Video

Video Exclusive: American Joins Kurds' Anti-IS Fight

The United States and other Western nations have expressed alarm about their citizens joining Islamic State forces in Syria and Iraq. In a rare counterpoint to the phenomenon, an American has taken up arms with the militants' Syrian Kurdish opponents. Elizabeth Arrott has more in this exclusive profile by VOA Kurdish reporter Zana Omer in Ras al Ayn, Syria.
Video

Video South Korea Confronts Violence Within Military Ranks

Every able-bodied South Korean male between 18 and 35 must serve for 21 to 36 months in the country’s armed forces, depending upon the specific branch. For many, service is a rite of passage to manhood. But there are growing concerns that bullying and violence come along with the tradition. Reporter Jason Strother has more from Seoul.
Video

Video North Carolina Emerges as Key Election Battleground

U.S. congressional midterm elections will be held on November 4th and most political analysts give Republicans an excellent chance to win a majority in the U.S. Senate, which Democrats now control. So what are the issues driving voters in this congressional election year? VOA National Correspondent Jim Malone traveled to North Carolina, one of the most politically competitive states in the country, to find out.
Video

Video Comanche People Maintain Pride in Their Heritage

The Comanche (Indian nation) once were called the “Lords of the Plains,” with an empire that included half the land area of current day Texas, large parts of Oklahoma, New Mexico, Kansas and Colorado.The fierceness and battle prowess of these warriors on horseback delayed the settlement of most of West Texas for four decades. VOA’s Greg Flakus reports from Lawton, Oklahoma, that while their warrior days are over, the 15,000 members of the Comanche Nation remain a proud people.
Video

Video Turkey Campus Attacks Raise Islamic Radicalization Fears

Concerns are growing in Turkey of Islamic radicalization at some universities, after clashes between supporters of the jihadist group Islamic State (IS) or ISIS, and those opposed to the extremists. Pro-jihadist literature is on sale openly on the streets of Istanbul.
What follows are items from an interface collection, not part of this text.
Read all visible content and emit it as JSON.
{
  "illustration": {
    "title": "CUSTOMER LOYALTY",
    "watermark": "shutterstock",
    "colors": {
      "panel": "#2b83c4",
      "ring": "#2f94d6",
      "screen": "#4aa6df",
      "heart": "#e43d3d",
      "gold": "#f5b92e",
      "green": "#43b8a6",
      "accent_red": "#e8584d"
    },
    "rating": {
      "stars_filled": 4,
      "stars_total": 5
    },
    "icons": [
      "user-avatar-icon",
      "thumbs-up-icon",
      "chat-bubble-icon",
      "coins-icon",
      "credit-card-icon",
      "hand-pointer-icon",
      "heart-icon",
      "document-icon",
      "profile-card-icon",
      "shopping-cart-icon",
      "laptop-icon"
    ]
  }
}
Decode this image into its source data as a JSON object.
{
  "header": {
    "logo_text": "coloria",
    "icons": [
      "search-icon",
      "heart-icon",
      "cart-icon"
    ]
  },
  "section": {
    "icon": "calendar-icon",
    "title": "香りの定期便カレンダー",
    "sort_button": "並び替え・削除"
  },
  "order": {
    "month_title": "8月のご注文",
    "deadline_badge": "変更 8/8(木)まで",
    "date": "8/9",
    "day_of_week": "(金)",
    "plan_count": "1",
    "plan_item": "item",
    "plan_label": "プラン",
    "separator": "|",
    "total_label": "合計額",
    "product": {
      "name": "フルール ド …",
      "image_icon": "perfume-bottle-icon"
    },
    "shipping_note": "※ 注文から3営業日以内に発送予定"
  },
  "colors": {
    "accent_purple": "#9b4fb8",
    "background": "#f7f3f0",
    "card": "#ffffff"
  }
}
Critics accuse the government of turning a blind eye to radicalism at home, while Kurds accuse the president of supporting IS - a charge strongly denied. Henry Ridgwell reports from London.

All About America

AppleAndroid